** Task goal **
Work through the lines of the material below, note those with the word "screenshot", and give their number, nothing else.

** Record set **

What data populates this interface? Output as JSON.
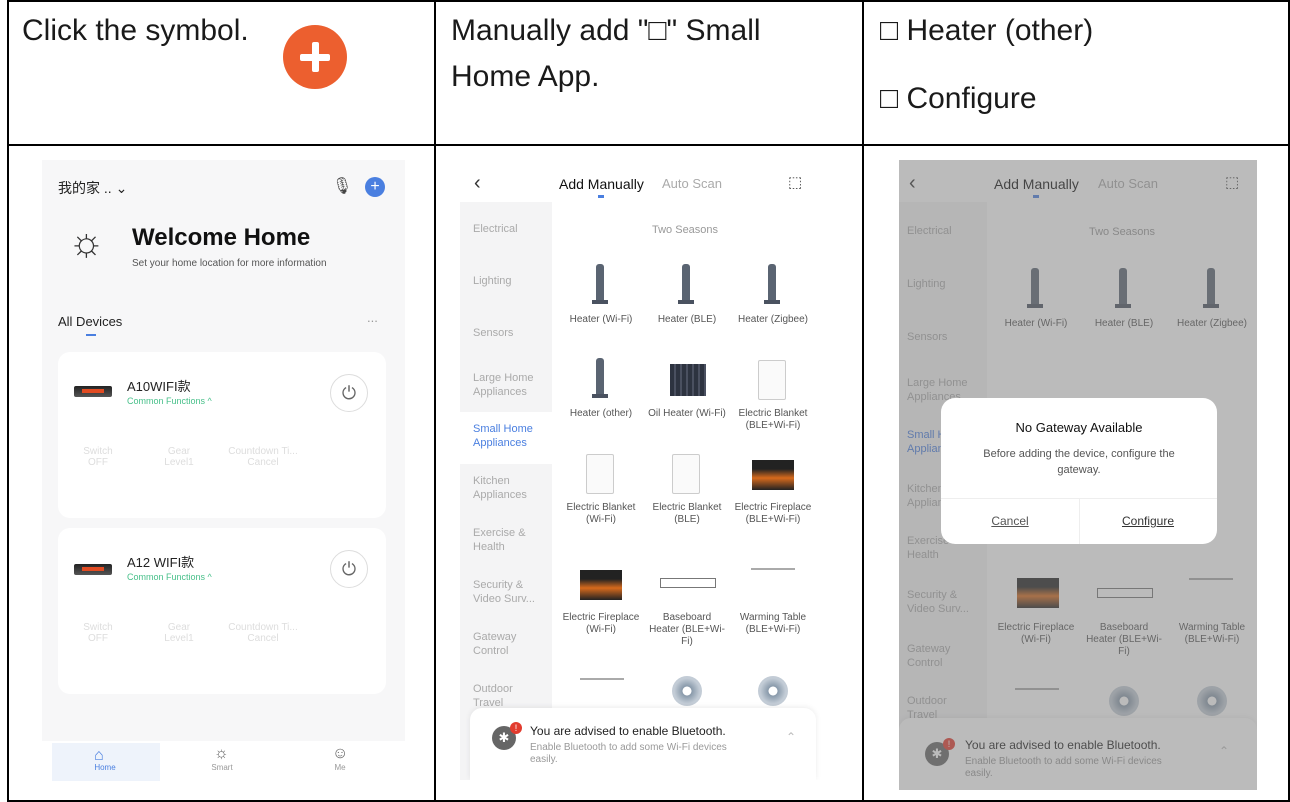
{
  "row1": {
    "c1": "Click the symbol.",
    "c2": "Manually add \"□\" Small Home App.",
    "c3a": "□ Heater (other)",
    "c3b": "□ Configure"
  },
  "phone1": {
    "home_name": "我的家 ..",
    "welcome": "Welcome Home",
    "welcome_sub": "Set your home location for more information",
    "all_devices": "All Devices",
    "more": "...",
    "devices": [
      {
        "name": "A10WIFI款",
        "sub": "Common Functions ^",
        "f1": "Switch",
        "f1s": "OFF",
        "f2": "Gear",
        "f2s": "Level1",
        "f3": "Countdown Ti...",
        "f3s": "Cancel"
      },
      {
        "name": "A12 WIFI款",
        "sub": "Common Functions ^",
        "f1": "Switch",
        "f1s": "OFF",
        "f2": "Gear",
        "f2s": "Level1",
        "f3": "Countdown Ti...",
        "f3s": "Cancel"
      }
    ],
    "tabs": [
      "Home",
      "Smart",
      "Me"
    ]
  },
  "catalog": {
    "tab_manual": "Add Manually",
    "tab_auto": "Auto Scan",
    "section": "Two Seasons",
    "categories": [
      "Electrical",
      "Lighting",
      "Sensors",
      "Large Home Appliances",
      "Small Home Appliances",
      "Kitchen Appliances",
      "Exercise & Health",
      "Security & Video Surv...",
      "Gateway Control",
      "Outdoor Travel"
    ],
    "items": [
      "Heater (Wi-Fi)",
      "Heater (BLE)",
      "Heater (Zigbee)",
      "Heater (other)",
      "Oil Heater (Wi-Fi)",
      "Electric Blanket (BLE+Wi-Fi)",
      "Electric Blanket (Wi-Fi)",
      "Electric Blanket (BLE)",
      "Electric Fireplace (BLE+Wi-Fi)",
      "Electric Fireplace (Wi-Fi)",
      "Baseboard Heater (BLE+Wi-Fi)",
      "Warming Table (BLE+Wi-Fi)"
    ],
    "bt_title": "You are advised to enable Bluetooth.",
    "bt_sub": "Enable Bluetooth to add some Wi-Fi devices easily."
  },
  "dialog": {
    "title": "No Gateway Available",
    "body": "Before adding the device, configure the gateway.",
    "cancel": "Cancel",
    "configure": "Configure"
  },
  "colors": {
    "accent": "#ec5f2f",
    "blue": "#4a7fe0",
    "green": "#48c08a"
  }
}
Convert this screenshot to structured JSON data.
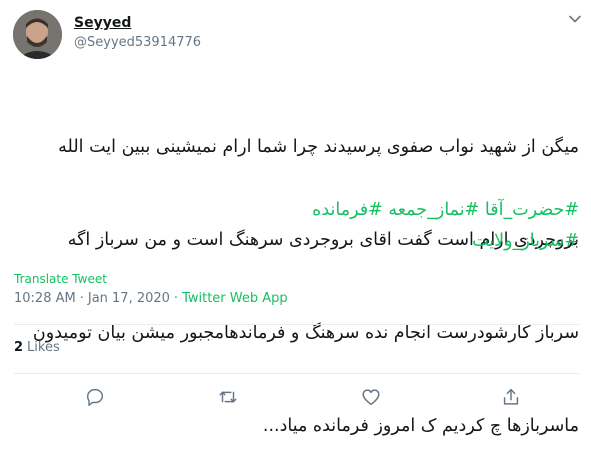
{
  "user": {
    "display_name": "Seyyed",
    "handle": "@Seyyed53914776"
  },
  "tweet": {
    "lines": [
      "میگن از شهید نواب صفوی پرسیدند چرا شما ارام نمیشینی ببین ایت الله",
      "بروجردی ارام است گفت اقای بروجردی سرهنگ است و من سرباز اگه",
      "سرباز کارشودرست انجام نده سرهنگ و فرماندهامجبور میشن بیان تومیدون",
      "ماسربازها چ کردیم ک امروز فرمانده میاد..."
    ],
    "hashtags_line1": [
      "#حضرت_آقا",
      "#نماز_جمعه",
      "#فرمانده"
    ],
    "hashtags_line2": [
      "#سرباز_ولایت"
    ]
  },
  "translate_label": "Translate Tweet",
  "meta": {
    "time": "10:28 AM",
    "date": "Jan 17, 2020",
    "separator": "·",
    "app": "Twitter Web App"
  },
  "stats": {
    "likes_count": "2",
    "likes_label": "Likes"
  },
  "icons": {
    "caret": "chevron-down-icon",
    "reply": "reply-icon",
    "retweet": "retweet-icon",
    "like": "heart-icon",
    "share": "share-icon"
  },
  "colors": {
    "accent": "#17bf63",
    "text": "#14171a",
    "secondary": "#657786",
    "divider": "#e6ecf0"
  }
}
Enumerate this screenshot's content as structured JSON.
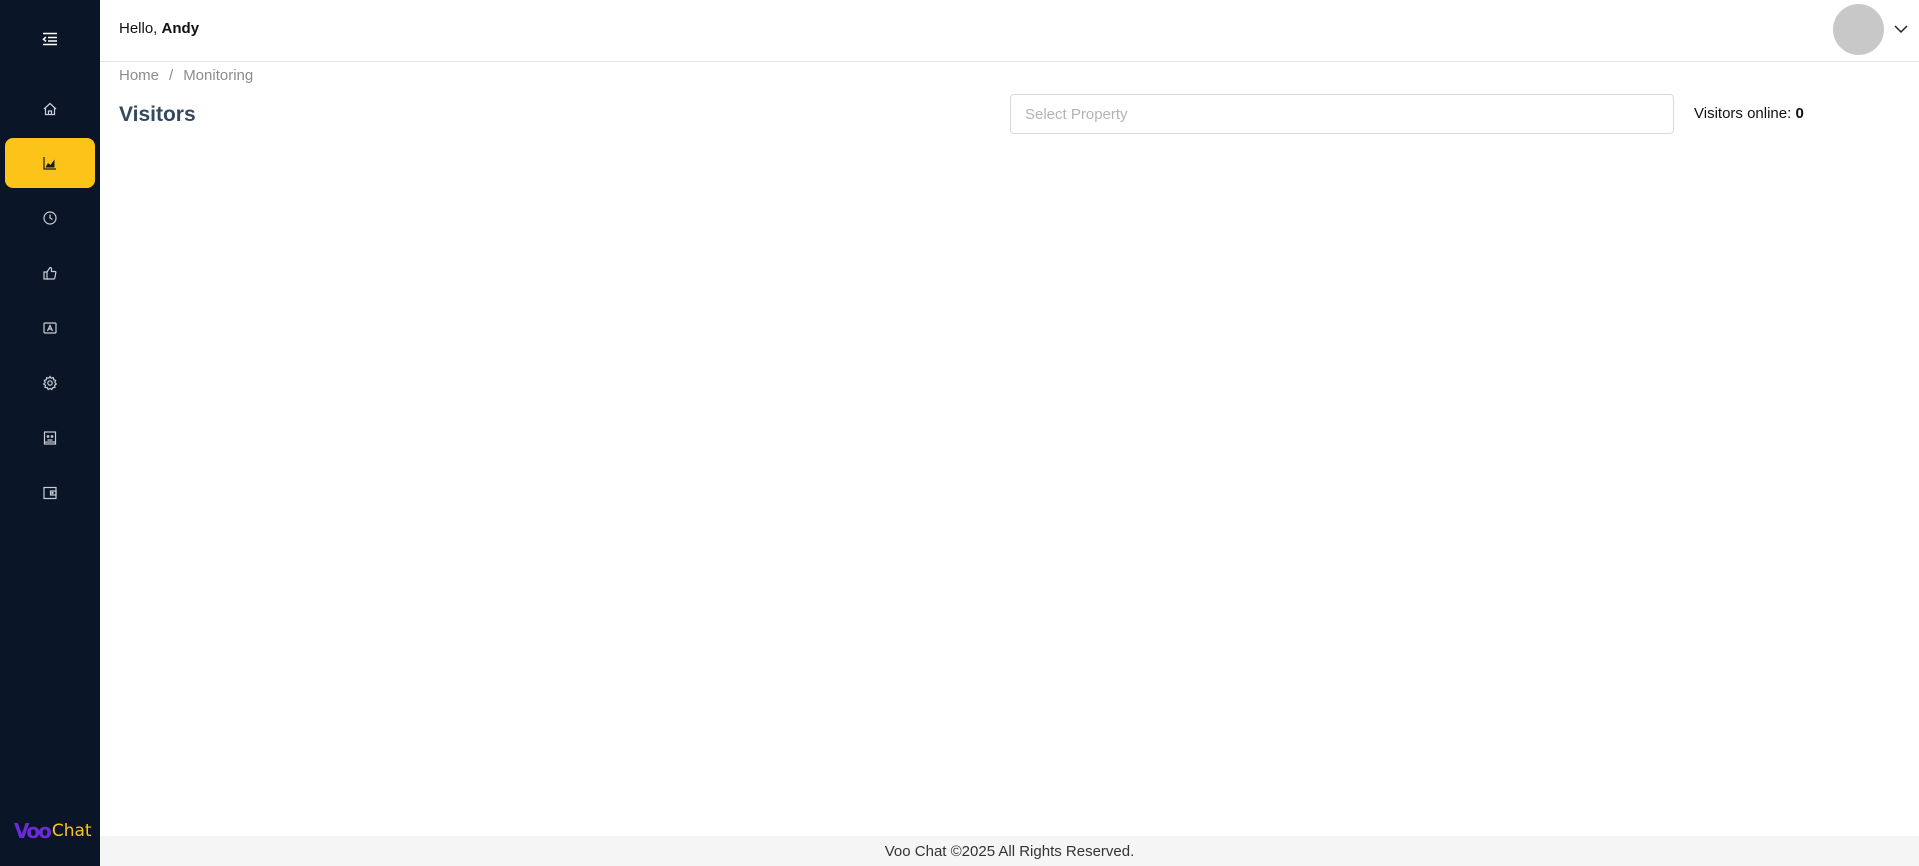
{
  "app": {
    "name": "Voo Chat",
    "brand_mark": "Voo",
    "brand_text": "Chat"
  },
  "colors": {
    "sidebar_bg": "#0a1628",
    "accent": "#fcc419",
    "brand_purple": "#6c2bd9",
    "title": "#34495e"
  },
  "header": {
    "greeting_prefix": "Hello, ",
    "user_name": "Andy"
  },
  "sidebar": {
    "items": [
      {
        "icon": "home-icon",
        "active": false
      },
      {
        "icon": "area-chart-icon",
        "active": true
      },
      {
        "icon": "clock-icon",
        "active": false
      },
      {
        "icon": "thumbs-up-icon",
        "active": false
      },
      {
        "icon": "contacts-icon",
        "active": false
      },
      {
        "icon": "gear-icon",
        "active": false
      },
      {
        "icon": "robot-icon",
        "active": false
      },
      {
        "icon": "wallet-icon",
        "active": false
      }
    ]
  },
  "breadcrumb": {
    "home": "Home",
    "separator": "/",
    "current": "Monitoring"
  },
  "main": {
    "title": "Visitors",
    "property_select": {
      "placeholder": "Select Property"
    },
    "visitors_online": {
      "label": "Visitors online: ",
      "count": "0"
    }
  },
  "footer": {
    "text": "Voo Chat ©2025 All Rights Reserved."
  }
}
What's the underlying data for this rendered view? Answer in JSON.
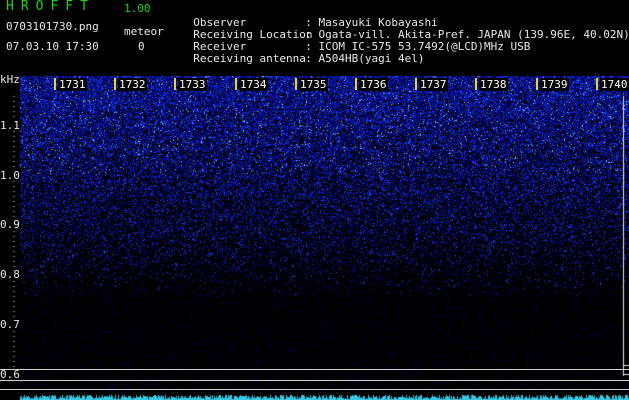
{
  "header": {
    "app_title": "HROFFT",
    "app_version": "1.00",
    "file_name": "0703101730.png",
    "mode_label": "meteor",
    "date_time": "07.03.10 17:30",
    "count": "0"
  },
  "info": [
    {
      "label": "Observer",
      "value": ": Masayuki Kobayashi"
    },
    {
      "label": "Receiving Location",
      "value": ": Ogata-vill. Akita-Pref. JAPAN (139.96E, 40.02N)"
    },
    {
      "label": "Receiver",
      "value": ": ICOM IC-575 53.7492(@LCD)MHz USB"
    },
    {
      "label": "Receiving antenna",
      "value": ": A504HB(yagi 4el)"
    }
  ],
  "axis": {
    "unit": "kHz",
    "y_labels": [
      "1.1",
      "1.0",
      "0.9",
      "0.8",
      "0.7",
      "0.6"
    ],
    "time_labels": [
      "1731",
      "1732",
      "1733",
      "1734",
      "1735",
      "1736",
      "1737",
      "1738",
      "1739",
      "1740"
    ]
  },
  "colors": {
    "title_green": "#1cd41c",
    "signal_blue": "#2b45ff",
    "tick_yellow": "#e8d32a",
    "baseline_cyan": "#36c9e6"
  }
}
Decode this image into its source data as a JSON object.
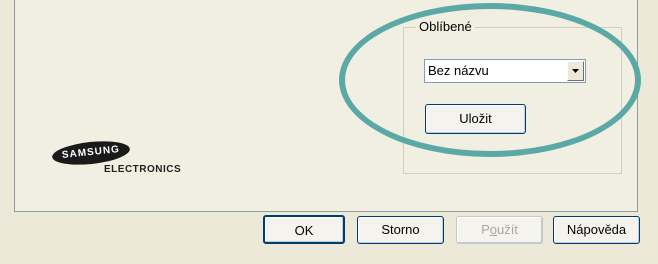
{
  "favorites": {
    "legend": "Oblíbené",
    "selected": "Bez názvu",
    "save_label": "Uložit"
  },
  "logo": {
    "brand": "SAMSUNG",
    "sub": "ELECTRONICS"
  },
  "dialog_buttons": {
    "ok": "OK",
    "cancel": "Storno",
    "apply_pre": "P",
    "apply_underline": "o",
    "apply_post": "užít",
    "help": "Nápověda"
  },
  "colors": {
    "highlight": "#5ba9a6",
    "panel": "#f1efe2",
    "dialog": "#ece9d8"
  }
}
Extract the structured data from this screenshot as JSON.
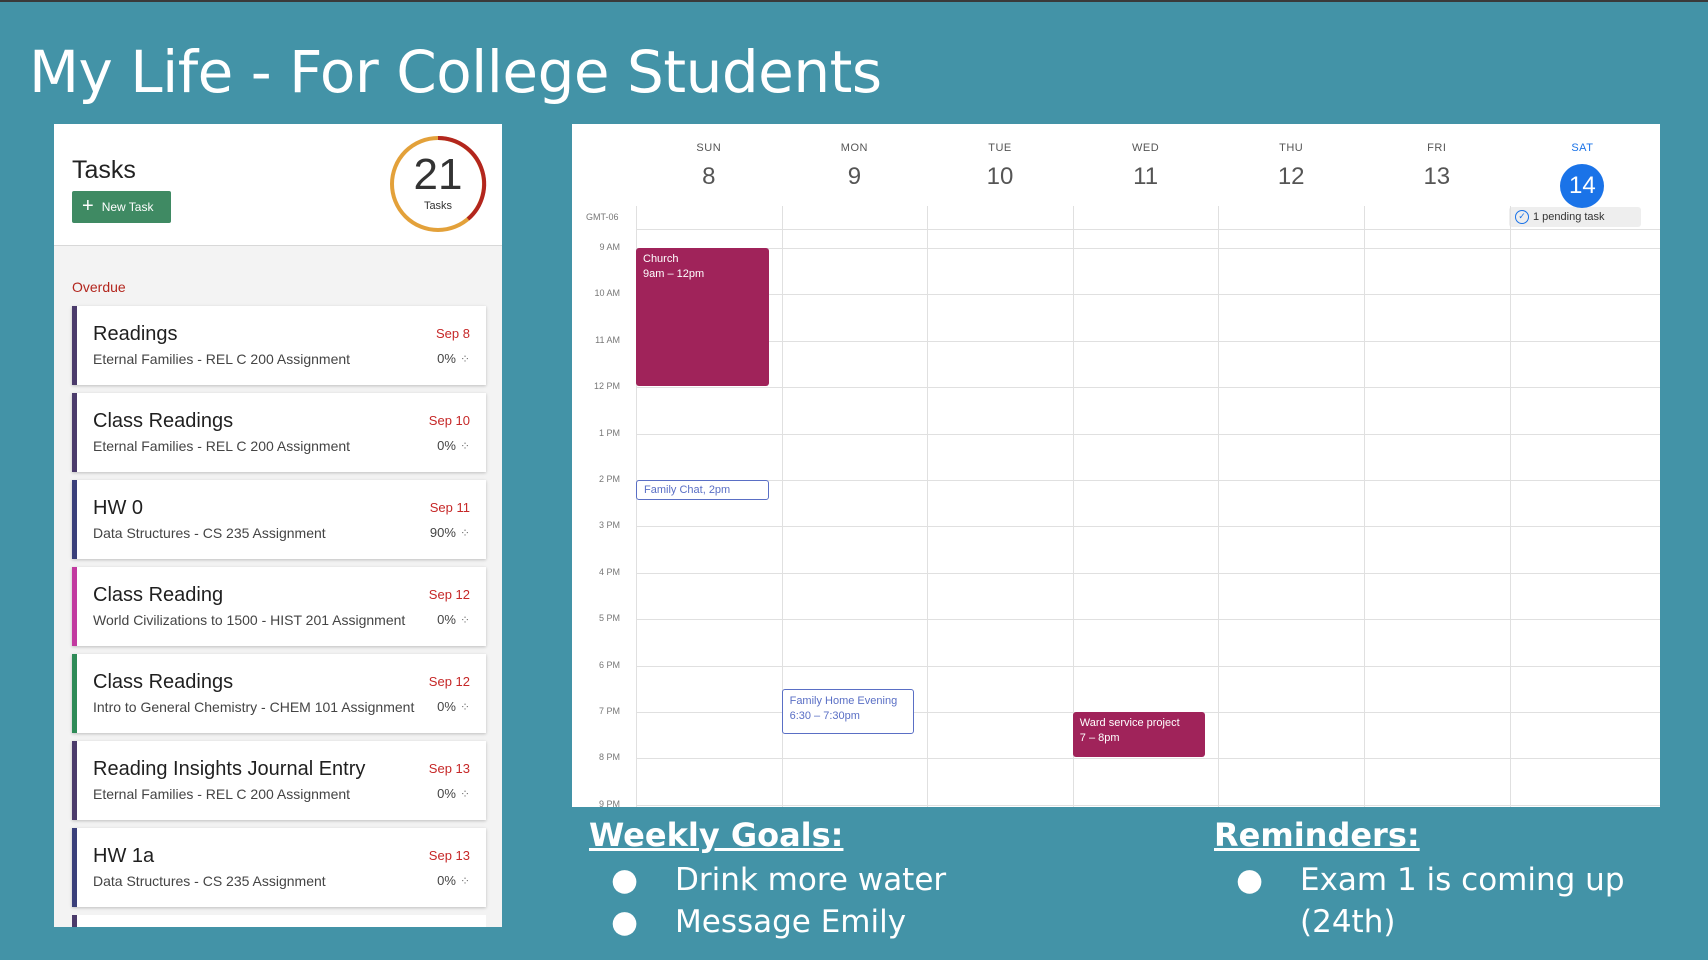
{
  "slide": {
    "title": "My Life - For College Students"
  },
  "tasks": {
    "title": "Tasks",
    "new_task_label": "New Task",
    "count": "21",
    "count_label": "Tasks",
    "overdue_label": "Overdue",
    "items": [
      {
        "name": "Readings",
        "course": "Eternal Families - REL C 200 Assignment",
        "due": "Sep 8",
        "progress": "0%",
        "color": "#4b3b6b"
      },
      {
        "name": "Class Readings",
        "course": "Eternal Families - REL C 200 Assignment",
        "due": "Sep 10",
        "progress": "0%",
        "color": "#4b3b6b"
      },
      {
        "name": "HW 0",
        "course": "Data Structures - CS 235 Assignment",
        "due": "Sep 11",
        "progress": "90%",
        "color": "#3a3f7a"
      },
      {
        "name": "Class Reading",
        "course": "World Civilizations to 1500 - HIST 201 Assignment",
        "due": "Sep 12",
        "progress": "0%",
        "color": "#c23aa0"
      },
      {
        "name": "Class Readings",
        "course": "Intro to General Chemistry - CHEM 101 Assignment",
        "due": "Sep 12",
        "progress": "0%",
        "color": "#2e8b57"
      },
      {
        "name": "Reading Insights Journal Entry",
        "course": "Eternal Families - REL C 200 Assignment",
        "due": "Sep 13",
        "progress": "0%",
        "color": "#4b3b6b"
      },
      {
        "name": "HW 1a",
        "course": "Data Structures - CS 235 Assignment",
        "due": "Sep 13",
        "progress": "0%",
        "color": "#3a3f7a"
      }
    ]
  },
  "calendar": {
    "timezone": "GMT-06",
    "days": [
      {
        "name": "SUN",
        "num": "8"
      },
      {
        "name": "MON",
        "num": "9"
      },
      {
        "name": "TUE",
        "num": "10"
      },
      {
        "name": "WED",
        "num": "11"
      },
      {
        "name": "THU",
        "num": "12"
      },
      {
        "name": "FRI",
        "num": "13"
      },
      {
        "name": "SAT",
        "num": "14",
        "today": true
      }
    ],
    "hours": [
      "9 AM",
      "10 AM",
      "11 AM",
      "12 PM",
      "1 PM",
      "2 PM",
      "3 PM",
      "4 PM",
      "5 PM",
      "6 PM",
      "7 PM",
      "8 PM",
      "9 PM"
    ],
    "pending_task": "1 pending task",
    "events": [
      {
        "title": "Church",
        "time": "9am – 12pm",
        "style": "filled"
      },
      {
        "title": "Family Chat",
        "time": "2pm",
        "style": "outline"
      },
      {
        "title": "Family Home Evening",
        "time": "6:30 – 7:30pm",
        "style": "outline"
      },
      {
        "title": "Ward service project",
        "time": "7 – 8pm",
        "style": "filled"
      }
    ]
  },
  "weekly_goals": {
    "heading": "Weekly Goals:",
    "items": [
      "Drink more water",
      "Message Emily"
    ]
  },
  "reminders": {
    "heading": "Reminders:",
    "items": [
      "Exam 1 is coming up",
      "(24th)"
    ]
  }
}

** Reply **
3